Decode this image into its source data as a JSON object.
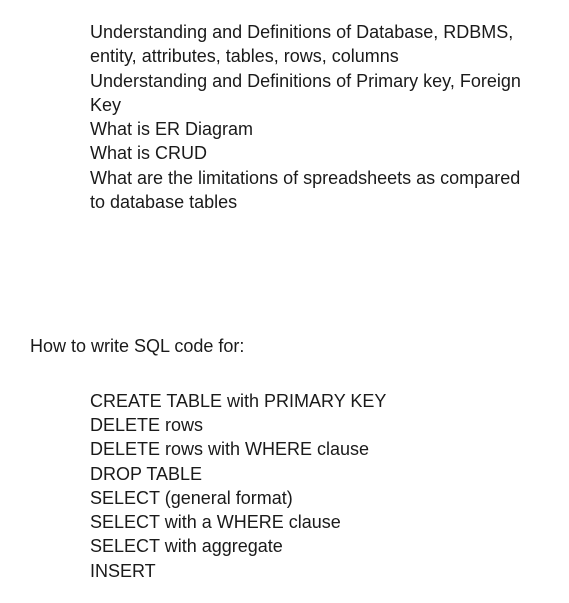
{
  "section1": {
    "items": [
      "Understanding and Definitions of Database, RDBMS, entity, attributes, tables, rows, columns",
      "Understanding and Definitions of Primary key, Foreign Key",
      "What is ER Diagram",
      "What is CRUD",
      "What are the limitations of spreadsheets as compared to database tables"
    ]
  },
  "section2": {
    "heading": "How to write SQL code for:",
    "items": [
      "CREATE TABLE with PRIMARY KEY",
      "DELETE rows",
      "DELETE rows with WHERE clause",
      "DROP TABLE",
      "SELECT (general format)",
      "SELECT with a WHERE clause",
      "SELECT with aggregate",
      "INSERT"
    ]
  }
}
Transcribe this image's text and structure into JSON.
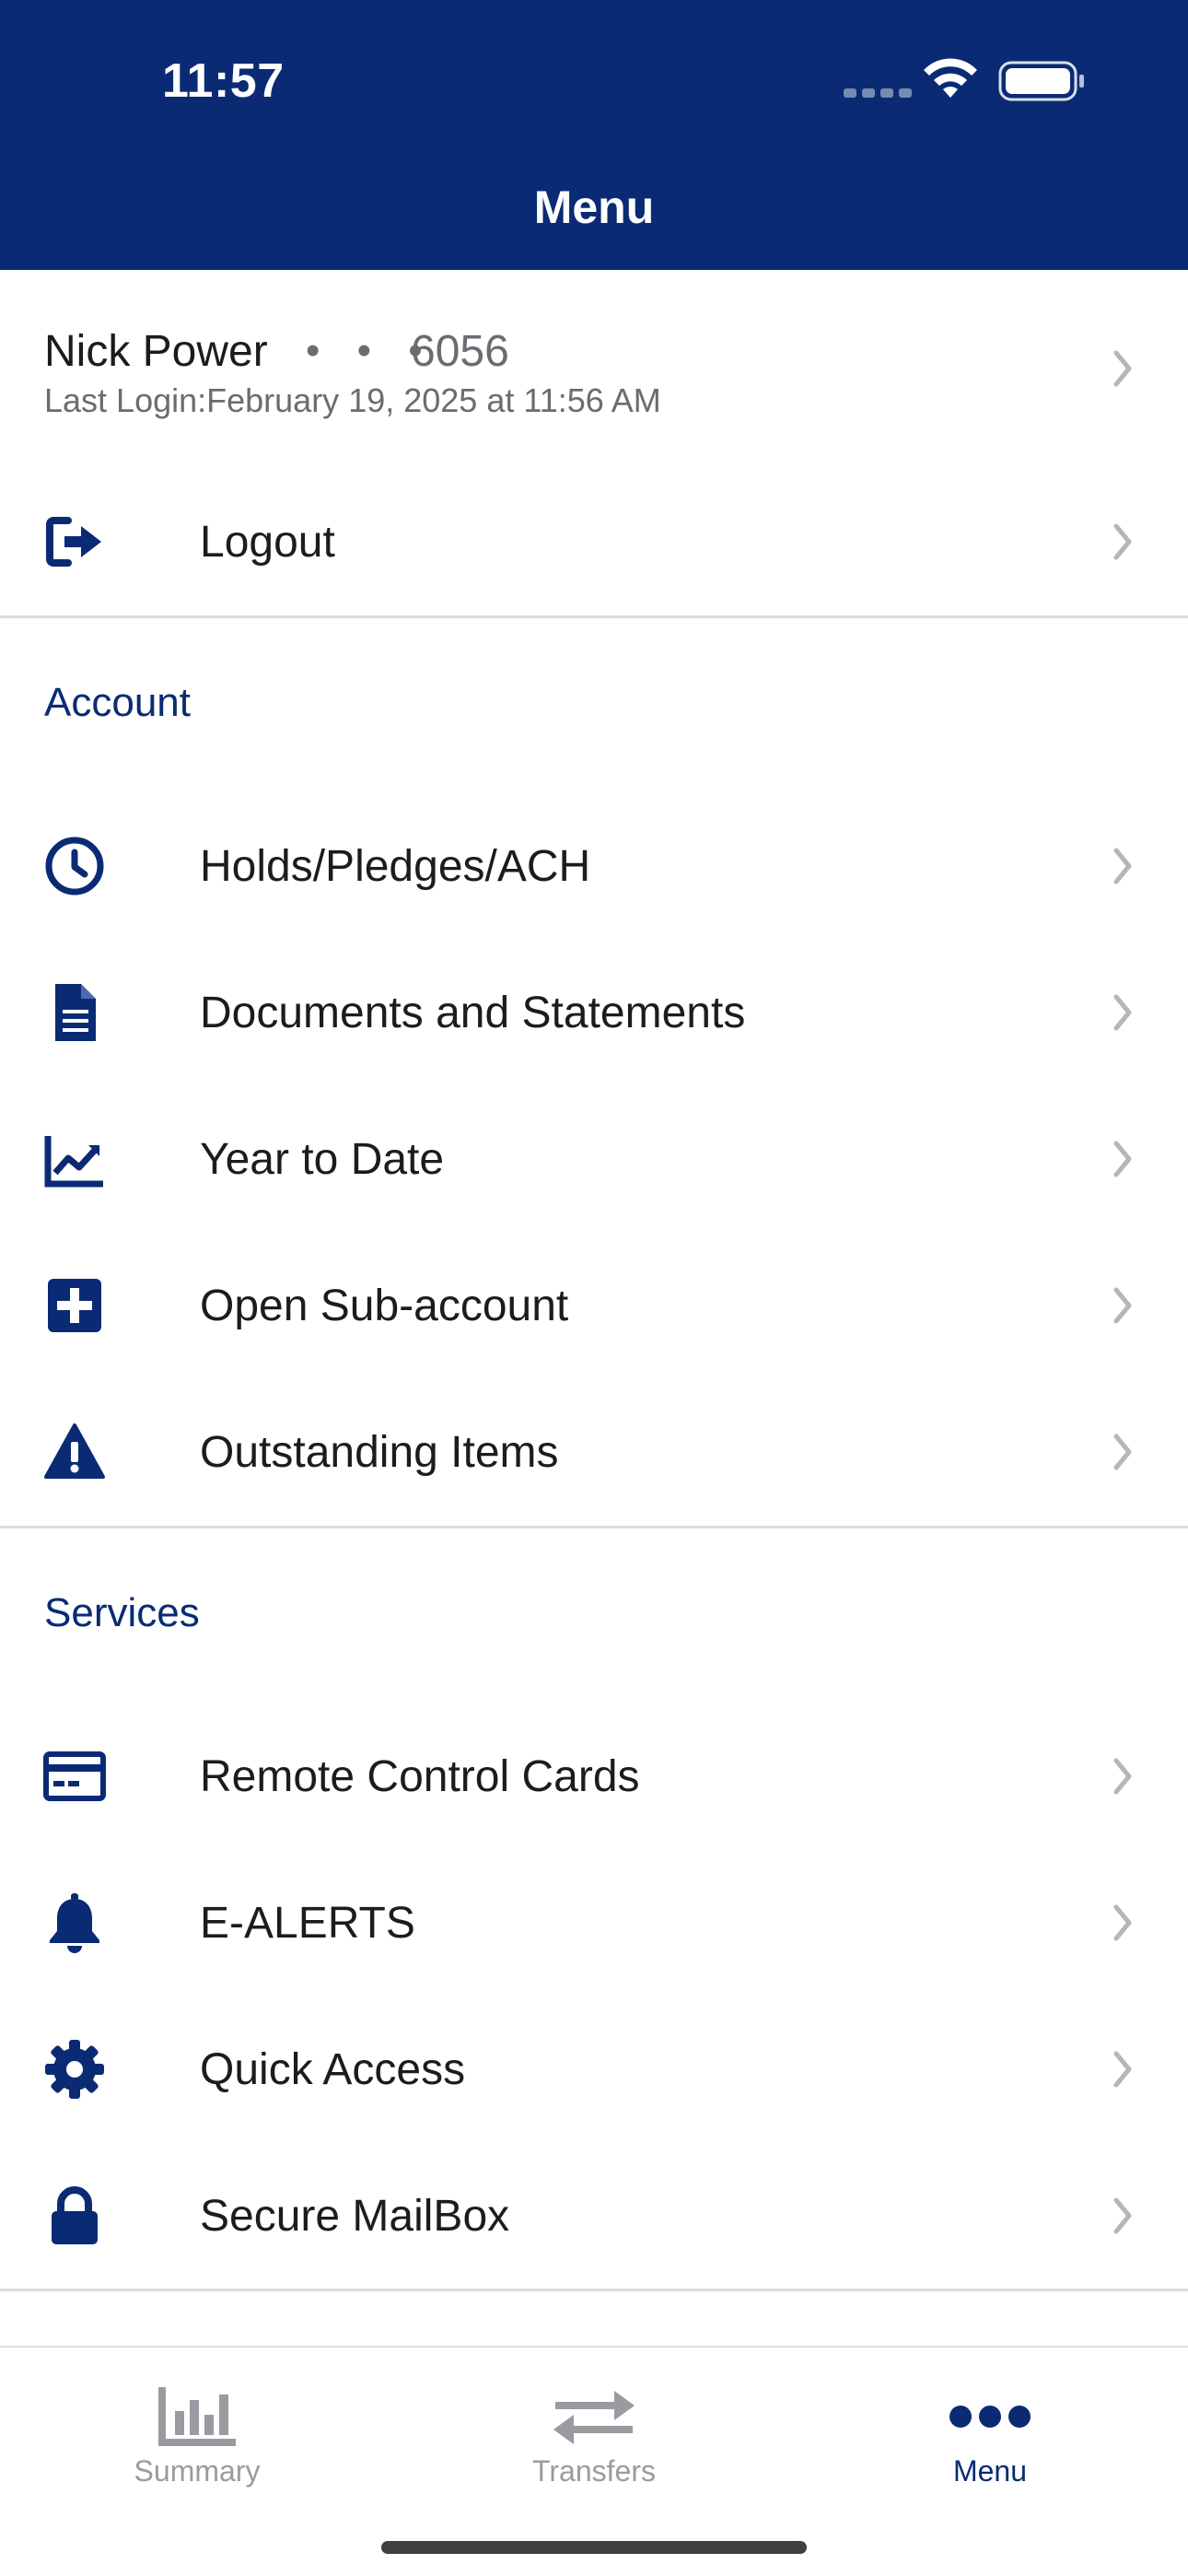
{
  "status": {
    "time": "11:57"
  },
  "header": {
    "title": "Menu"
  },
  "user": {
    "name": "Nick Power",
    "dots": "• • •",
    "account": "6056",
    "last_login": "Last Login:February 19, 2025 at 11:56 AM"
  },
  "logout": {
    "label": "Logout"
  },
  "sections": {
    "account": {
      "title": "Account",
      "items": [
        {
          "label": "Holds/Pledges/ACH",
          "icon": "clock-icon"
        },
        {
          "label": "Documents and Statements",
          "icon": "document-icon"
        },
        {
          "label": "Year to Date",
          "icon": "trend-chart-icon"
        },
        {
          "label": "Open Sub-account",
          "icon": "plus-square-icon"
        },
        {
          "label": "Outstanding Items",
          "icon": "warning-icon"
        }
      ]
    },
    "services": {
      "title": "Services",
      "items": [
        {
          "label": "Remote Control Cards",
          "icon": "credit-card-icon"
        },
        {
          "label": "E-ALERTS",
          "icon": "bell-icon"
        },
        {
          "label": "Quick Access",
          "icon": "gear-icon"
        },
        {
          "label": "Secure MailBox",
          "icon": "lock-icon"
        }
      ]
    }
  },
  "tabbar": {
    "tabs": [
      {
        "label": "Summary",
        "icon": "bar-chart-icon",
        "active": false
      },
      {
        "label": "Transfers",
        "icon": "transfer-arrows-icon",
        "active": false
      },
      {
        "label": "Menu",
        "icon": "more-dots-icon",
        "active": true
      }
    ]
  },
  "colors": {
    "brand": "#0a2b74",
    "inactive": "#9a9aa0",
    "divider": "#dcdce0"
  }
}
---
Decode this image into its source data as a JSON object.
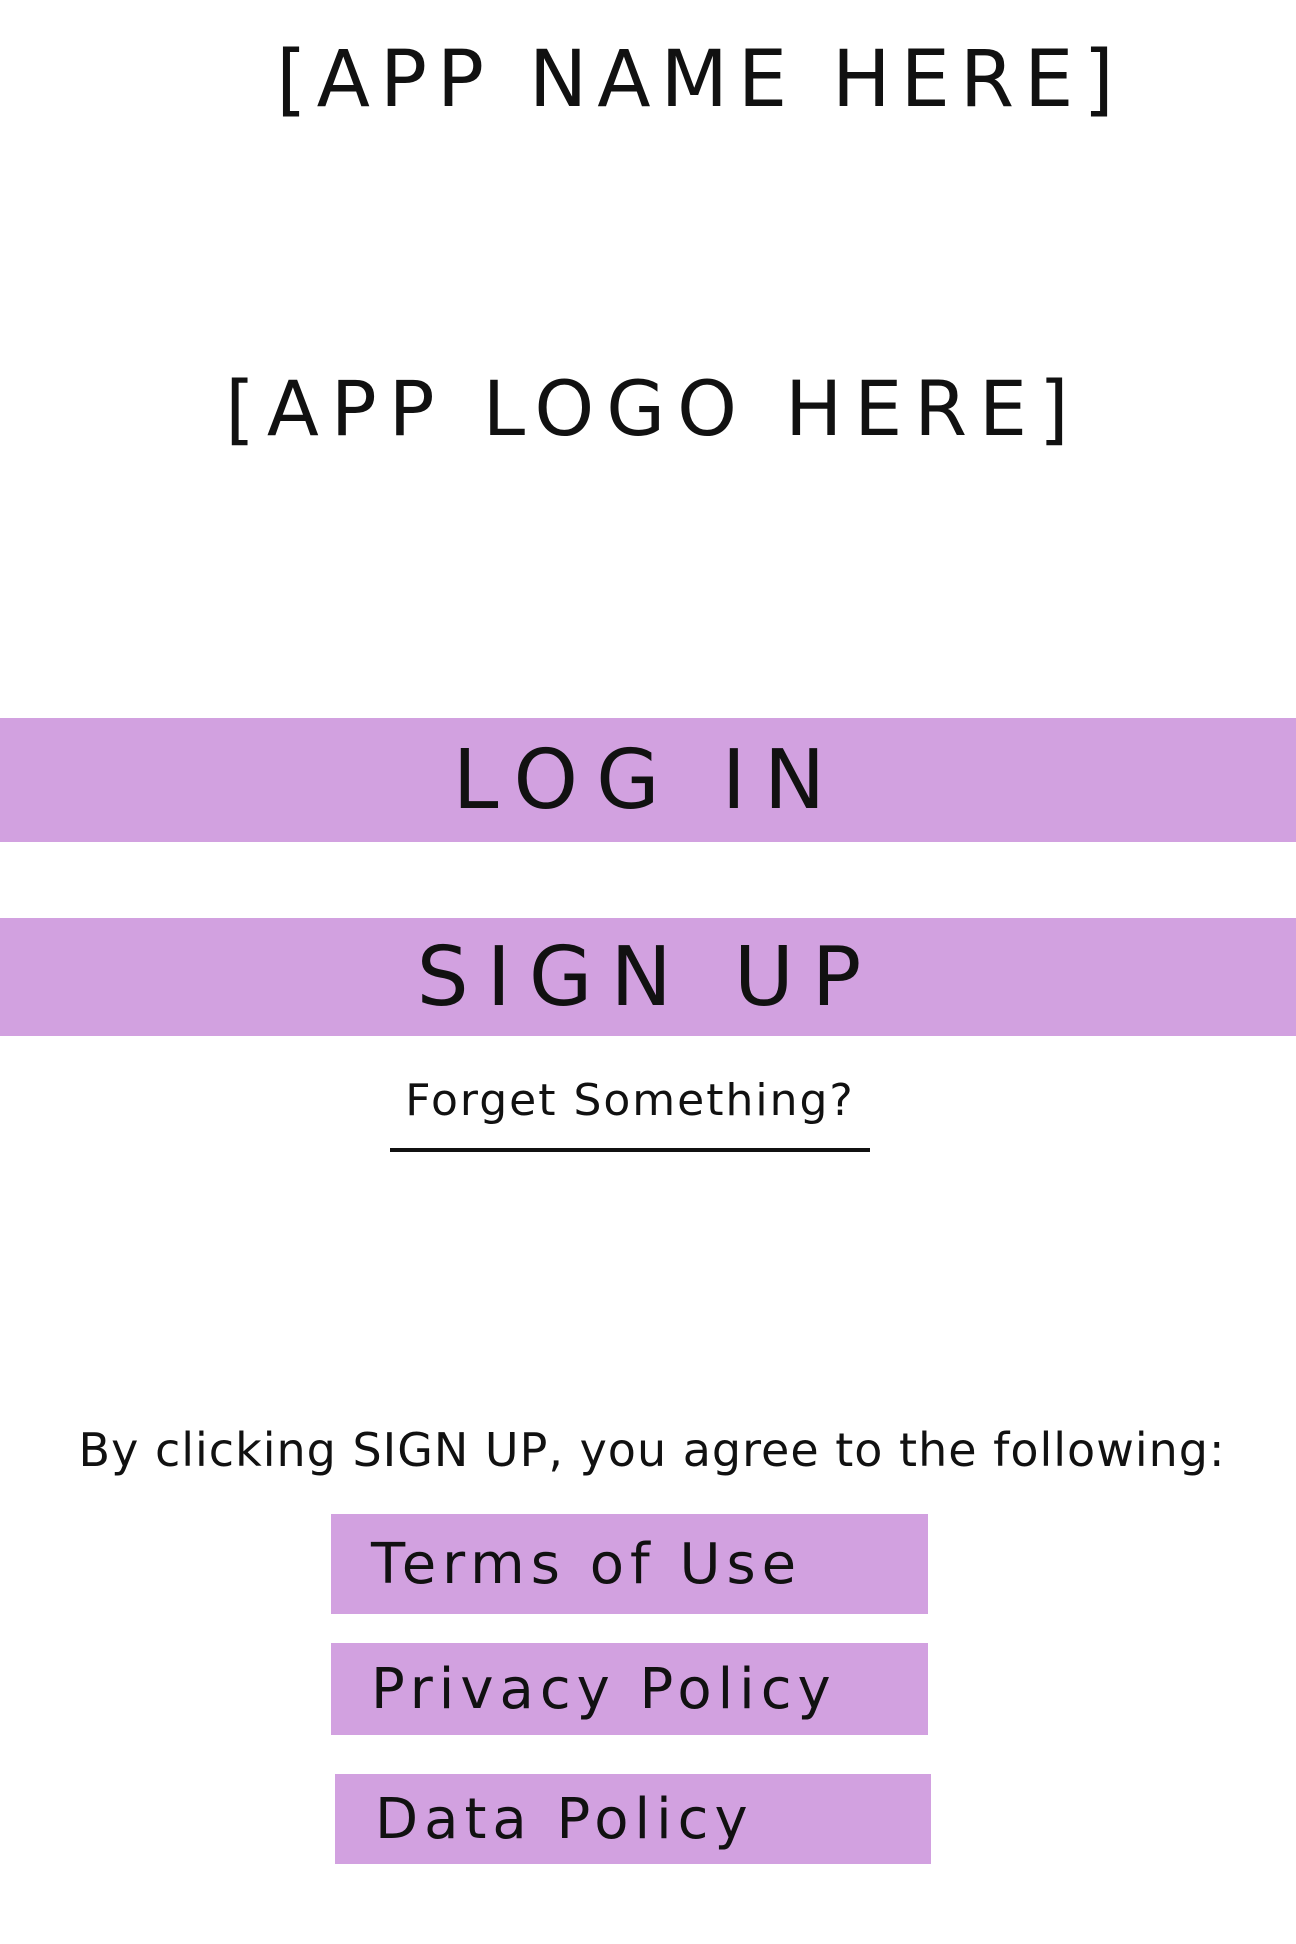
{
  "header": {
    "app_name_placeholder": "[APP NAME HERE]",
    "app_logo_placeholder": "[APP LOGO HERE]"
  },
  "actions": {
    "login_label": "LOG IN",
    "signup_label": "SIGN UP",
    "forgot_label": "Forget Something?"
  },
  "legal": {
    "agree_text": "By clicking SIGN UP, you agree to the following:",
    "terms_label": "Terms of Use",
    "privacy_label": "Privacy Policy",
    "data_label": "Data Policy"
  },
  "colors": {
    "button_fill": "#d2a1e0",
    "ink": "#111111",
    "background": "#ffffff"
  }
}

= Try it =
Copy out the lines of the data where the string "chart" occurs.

= Result of the task =
          "icon": "trend-chart-icon"
        "icon": "bar-chart-icon",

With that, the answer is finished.